Reversing the Warburg effect to control cancer: a review of diet-based solutions


  • Hassan Bahrami Independent Health/Nutrition Researcher
  • Majid Tafrihi Molecular and Cell Biology Research Laboratory, Department of Molecular and Cell Biology, Faculty of Sciences, University of Mazandaran, Babolsar, Iran
  • Sorayya Mohamadzadeh Department of Biology, Faculty of Science, University of Zanjan, Iran


The Warburg effect, Cancer prevention, Acid-base disorder, Hypoxia, Balanced diet

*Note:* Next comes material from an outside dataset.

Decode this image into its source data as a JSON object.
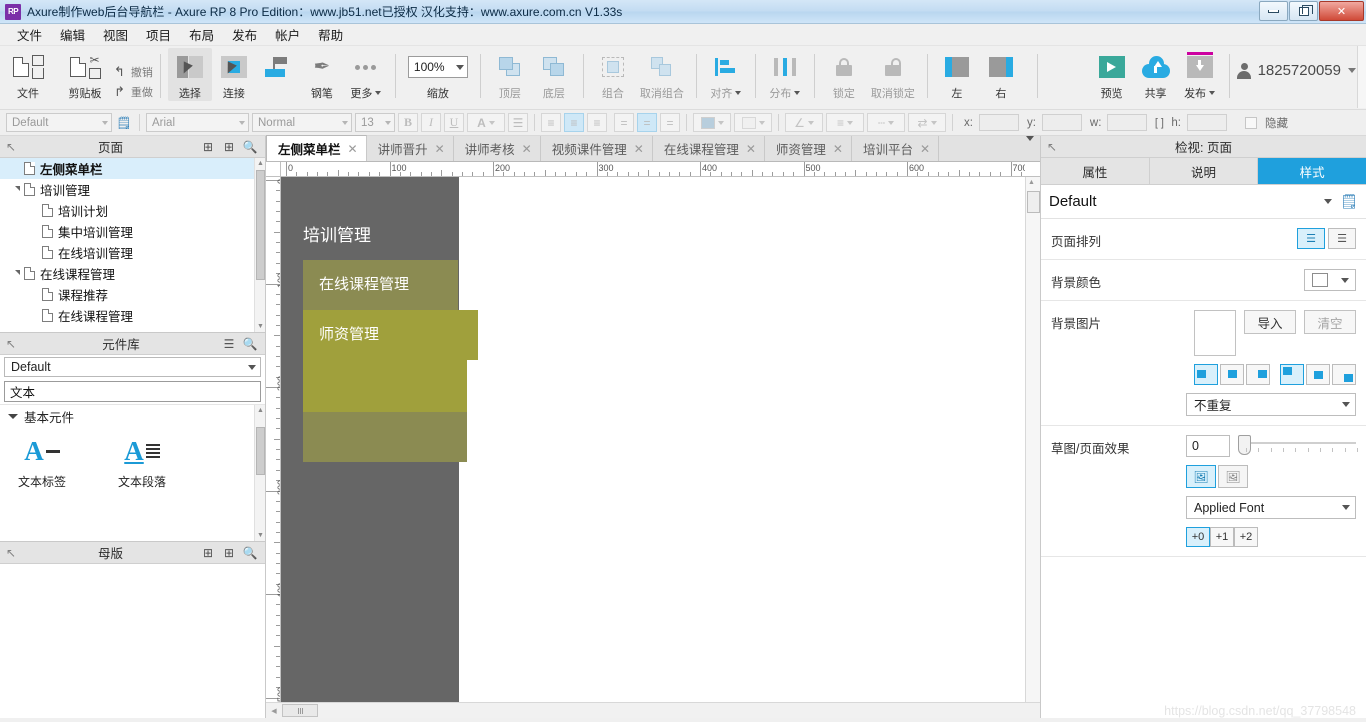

Warburg effect is a form of cellular metabolism commonly used by cancer cells, in which, consumption of glucose and production of acidic cell metabolic wastes take place at a considerably higher rate. The effect is well described in the literature, however, the applications for cancer prevention and treatment have not been resolved effectively yet. According to the Warburg effect, anaerobic cellular respiration and the resulting acidic cellular environment are linked to the development of cancerous tumors. But an oxygen-rich environment with optimum alkalinity at the cellular level can result in retaining healthy cells and inhibiting cancer cell growth. As an alternative or complementary solution for cancer treatment based on the Warburg effect, a healthy balanced diet with alkalizing (but not alkaline) properties helps maintain acid-base balance in the body and also provides optimum metabolic rate and sufficient hydration for more effective health improvement. This paper presents a review of the key concepts related to links between cancer and dietary and environmental factors, with the main focus on the Warburg effect and energy metabolisms in cancer cells. In addition, some practical diet-based solutions are summarized that may potentially control cancer by utilizing the reversed Warburg effect by which, optimum pH levels and sufficient oxygenation may be provided at the cellular level.



How to Cite

Bahrami, H., Tafrihi, M., & Mohamadzadeh, S. . (2022). Reversing the Warburg effect to control cancer: a review of diet-based solutions . Journal of Current Oncology and Medical Sciences, 2(3), 234–248. Retrieved from